Race Report: Squaw Valley Mountain Run 2011
This run is a beast. 2000 vertical feet of climbing in 3.6 miles. It is relentless. You start climbing immediately on the long ski run that links the base area and High Camp, and it never flattens. Even the finish is uphill. Even after the finish it still goes uphill while you are gasping and trying to get out of the way of the other racers. Last year I fink ally figured when this long running race is held, the first Saturday in August, and so now I know I can test myself on it every summer. Last year I managed a painful 54 min. that included a lot walking, numb legs, and being passed by dogs and small children. This year I passed all the dogs and children. I would a be damned if that Tibetan mastiff would pass me, and only the teenagers passed me. I’m OK with that.
So I really wanted to improve over my time from last year. Last year I really struggled, which surprised me since I usually climb well in trail races. But this course was ALL uphill, and while the gradient eased slightly a couple of times, it never really went flat. I feel fit this year, so I had that going for me. But I’ve done no anaerobic training and no specific climbing workouts. What would all this low intensity Maffetone training mean when I was going to redline my heart rate and not let up? And this was a short race, making it very intense and anaerobic, not like the longer efforts I’ve done this summer where the aerobic training would clearly pay off. To race for four or seven hours means almost all your energy is aerobic. But a super intense uphill effort for less than an hour will significantly challenge my anaerobic fitness as well. Since I do no anaerobic workouts and just use racing for my intensity, do I even have any such fitness? The only other short race I’ve done this summer was the Burton Creek 10K, and I definitely struggled there. I want to believe that was solely due to the previous day’s MTB race, but I still doubt myself. Also going against me, especially climbing uphill against gravity, is that I am far from my racing weight. This summer was supposed to get me close to racing weight for this race and especially XTERRA Incline. Too much livin’ large in the Tahoe summer. Rich food and drink make for a slow racer.

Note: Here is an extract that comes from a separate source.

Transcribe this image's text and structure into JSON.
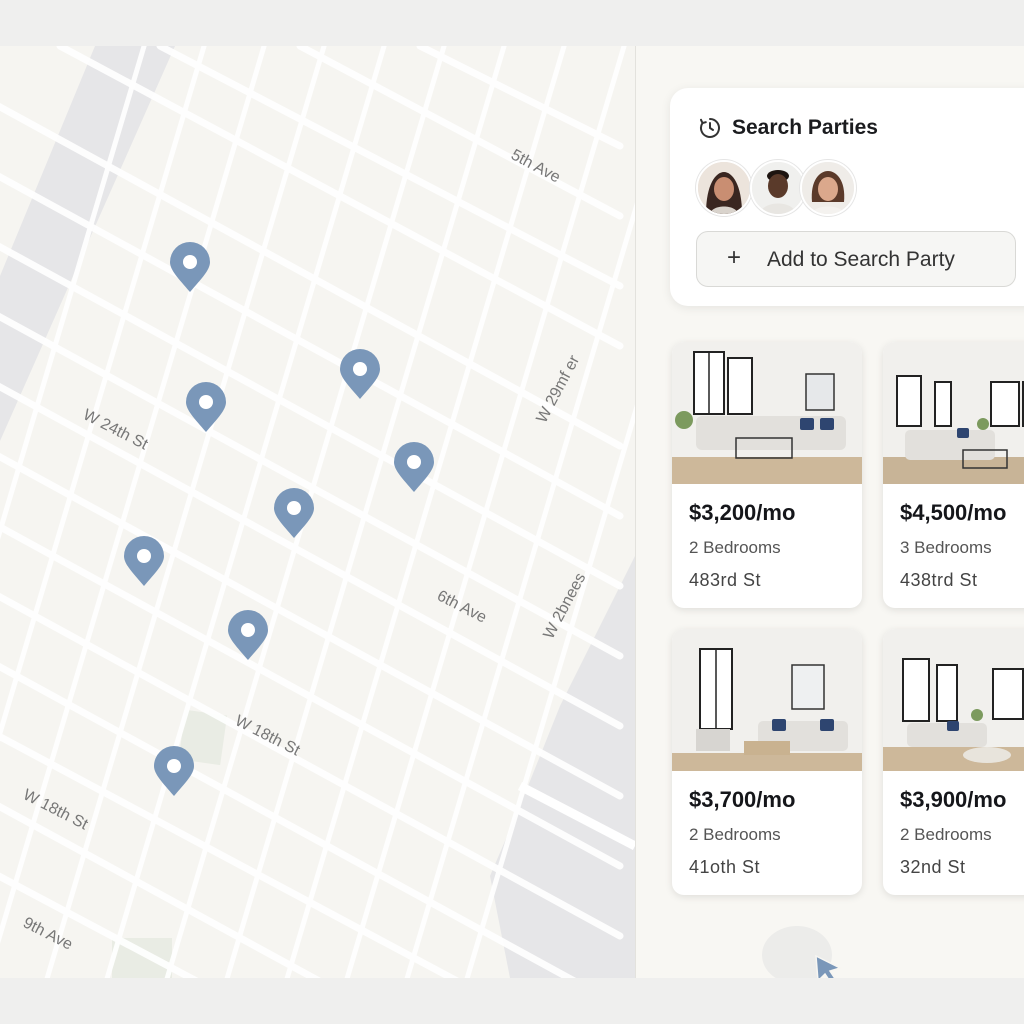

So the results were very favorable. And while I had to drag my heavy body uphill against gravity, I did so at a run for almost the whole race. For the first two miles I never walked except in the traffic jam at the start. While other racers kept alternating from a walk to a jog, I just kept chugging along like a diesel going up Donner Summit. I seriously thought that I might be able to run every step. But just before the single track section I walked a switchback which was really steep, thinking a recharge would help. It didn’t. The single track was steeper and narrower than I remembered, and very congested with people. I walked a lot of it to conserve energy. In retrospect this was the right thing to do, but it was demoralizing at the time. When the single track ended, there was only a half mile to go, and it eased a bit before the final finishing straight. This is where I really came unglued last year. I was hurting, got passed by a dog and then a young girl. This year, I felt much better and pressed on, even managing a finishing kick and lunge that put me past a guy that I had been sparring with. And I chopped minutes off of my time.
Even more good news about the low heart rate aerobic training. In a much shorter and more intense race, I could feel that more of my energy was aerobic, and I recovered from the race within a few minutes. Last year I sat on the lawn with a thousand yard stare and struggled to get my metabolism back to normal. In addition to the low heart rate training, I am experimenting with hydration. Since listening to this podcast interview with Dr. Timothy Noakes, author of the massive tome The Lore of Running, I have followed his advice to drink only water, and only to thirst. Apparently, electrolytes and dehydration are greatly exaggerated, possibly by the sports drink industry. More on this later as the experiment evolves. I felt no thirst during the race, but afterwards I drank a big glass of water out of habit from my commemorative pub glass, then a glass of the free beer. You can’t pass up free beer.
Nearly four minutes faster than last year
Attached video is Tim Van Orden, another plant based athlete, describing how hard this race is.